Your goal:
Every line of the material below should be repeated exactly.

Provided data:
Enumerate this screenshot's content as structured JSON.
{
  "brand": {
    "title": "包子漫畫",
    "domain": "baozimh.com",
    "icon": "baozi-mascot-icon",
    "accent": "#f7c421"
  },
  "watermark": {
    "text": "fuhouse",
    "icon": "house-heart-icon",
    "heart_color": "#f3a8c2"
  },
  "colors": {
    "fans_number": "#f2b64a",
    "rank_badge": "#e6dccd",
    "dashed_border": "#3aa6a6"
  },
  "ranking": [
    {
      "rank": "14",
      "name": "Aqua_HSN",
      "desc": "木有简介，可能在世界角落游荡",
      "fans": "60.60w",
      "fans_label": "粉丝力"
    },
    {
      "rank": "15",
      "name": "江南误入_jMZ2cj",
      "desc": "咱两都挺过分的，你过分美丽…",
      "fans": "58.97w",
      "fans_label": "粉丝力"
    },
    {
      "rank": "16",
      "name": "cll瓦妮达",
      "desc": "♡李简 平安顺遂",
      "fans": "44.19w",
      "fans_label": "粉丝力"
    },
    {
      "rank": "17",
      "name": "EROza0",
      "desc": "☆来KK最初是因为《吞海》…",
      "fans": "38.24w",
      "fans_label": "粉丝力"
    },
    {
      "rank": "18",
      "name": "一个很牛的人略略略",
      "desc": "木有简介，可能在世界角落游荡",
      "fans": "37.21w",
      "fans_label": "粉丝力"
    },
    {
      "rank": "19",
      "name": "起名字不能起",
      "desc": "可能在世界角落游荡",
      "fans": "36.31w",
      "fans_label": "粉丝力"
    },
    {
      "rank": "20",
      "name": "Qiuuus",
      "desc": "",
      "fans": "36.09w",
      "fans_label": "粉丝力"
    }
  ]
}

Result of the exercise:
Enumerate this screenshot's content as structured JSON.
{
  "brand": {
    "title": "包子漫畫",
    "domain": "baozimh.com",
    "icon": "baozi-mascot-icon",
    "accent": "#f7c421"
  },
  "watermark": {
    "text": "fuhouse",
    "icon": "house-heart-icon",
    "heart_color": "#f3a8c2"
  },
  "colors": {
    "fans_number": "#f2b64a",
    "rank_badge": "#e6dccd",
    "dashed_border": "#3aa6a6"
  },
  "ranking": [
    {
      "rank": "14",
      "name": "Aqua_HSN",
      "desc": "木有简介，可能在世界角落游荡",
      "fans": "60.60w",
      "fans_label": "粉丝力"
    },
    {
      "rank": "15",
      "name": "江南误入_jMZ2cj",
      "desc": "咱两都挺过分的，你过分美丽…",
      "fans": "58.97w",
      "fans_label": "粉丝力"
    },
    {
      "rank": "16",
      "name": "cll瓦妮达",
      "desc": "♡李简 平安顺遂",
      "fans": "44.19w",
      "fans_label": "粉丝力"
    },
    {
      "rank": "17",
      "name": "EROza0",
      "desc": "☆来KK最初是因为《吞海》…",
      "fans": "38.24w",
      "fans_label": "粉丝力"
    },
    {
      "rank": "18",
      "name": "一个很牛的人略略略",
      "desc": "木有简介，可能在世界角落游荡",
      "fans": "37.21w",
      "fans_label": "粉丝力"
    },
    {
      "rank": "19",
      "name": "起名字不能起",
      "desc": "可能在世界角落游荡",
      "fans": "36.31w",
      "fans_label": "粉丝力"
    },
    {
      "rank": "20",
      "name": "Qiuuus",
      "desc": "",
      "fans": "36.09w",
      "fans_label": "粉丝力"
    }
  ]
}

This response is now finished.